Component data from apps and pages
◆ ◆ ◆ ◆
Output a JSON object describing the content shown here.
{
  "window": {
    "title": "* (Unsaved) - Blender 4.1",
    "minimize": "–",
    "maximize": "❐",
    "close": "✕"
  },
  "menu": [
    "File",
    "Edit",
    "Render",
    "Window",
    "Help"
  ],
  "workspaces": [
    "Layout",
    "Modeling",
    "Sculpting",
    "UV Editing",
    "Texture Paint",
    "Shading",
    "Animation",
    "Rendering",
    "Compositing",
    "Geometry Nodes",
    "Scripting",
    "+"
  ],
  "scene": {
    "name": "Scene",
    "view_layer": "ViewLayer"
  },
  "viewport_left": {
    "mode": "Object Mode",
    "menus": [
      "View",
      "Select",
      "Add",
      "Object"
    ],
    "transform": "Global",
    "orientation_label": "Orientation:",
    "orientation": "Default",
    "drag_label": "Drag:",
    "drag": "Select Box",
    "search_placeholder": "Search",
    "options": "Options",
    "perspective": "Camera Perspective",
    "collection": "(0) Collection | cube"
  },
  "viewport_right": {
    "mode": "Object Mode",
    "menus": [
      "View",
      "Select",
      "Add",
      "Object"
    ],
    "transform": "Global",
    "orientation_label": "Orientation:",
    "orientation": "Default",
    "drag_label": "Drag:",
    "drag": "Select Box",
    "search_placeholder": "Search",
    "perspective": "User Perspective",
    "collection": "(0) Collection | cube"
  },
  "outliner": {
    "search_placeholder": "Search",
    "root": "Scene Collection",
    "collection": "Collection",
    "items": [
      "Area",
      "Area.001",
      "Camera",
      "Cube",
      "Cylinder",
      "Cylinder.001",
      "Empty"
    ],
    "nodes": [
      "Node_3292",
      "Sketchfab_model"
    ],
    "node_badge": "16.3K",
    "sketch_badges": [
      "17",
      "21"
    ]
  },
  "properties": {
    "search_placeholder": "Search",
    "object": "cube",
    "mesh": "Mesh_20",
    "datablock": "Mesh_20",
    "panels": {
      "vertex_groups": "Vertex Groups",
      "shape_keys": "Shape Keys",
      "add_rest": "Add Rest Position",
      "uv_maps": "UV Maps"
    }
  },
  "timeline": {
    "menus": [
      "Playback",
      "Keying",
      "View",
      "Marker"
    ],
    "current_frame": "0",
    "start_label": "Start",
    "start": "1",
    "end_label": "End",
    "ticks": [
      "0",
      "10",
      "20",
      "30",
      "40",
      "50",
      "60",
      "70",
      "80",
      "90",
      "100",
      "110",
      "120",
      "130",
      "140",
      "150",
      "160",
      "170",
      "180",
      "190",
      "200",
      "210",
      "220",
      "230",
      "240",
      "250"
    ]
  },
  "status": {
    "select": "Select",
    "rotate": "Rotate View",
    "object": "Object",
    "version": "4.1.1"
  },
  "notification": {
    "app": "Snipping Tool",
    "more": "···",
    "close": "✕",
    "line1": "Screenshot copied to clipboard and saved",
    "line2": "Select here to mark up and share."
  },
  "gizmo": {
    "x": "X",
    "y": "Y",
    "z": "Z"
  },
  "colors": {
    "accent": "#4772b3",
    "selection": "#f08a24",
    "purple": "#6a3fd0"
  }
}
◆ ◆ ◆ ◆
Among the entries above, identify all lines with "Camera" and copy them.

    "perspective": "Camera Perspective",
      "Camera",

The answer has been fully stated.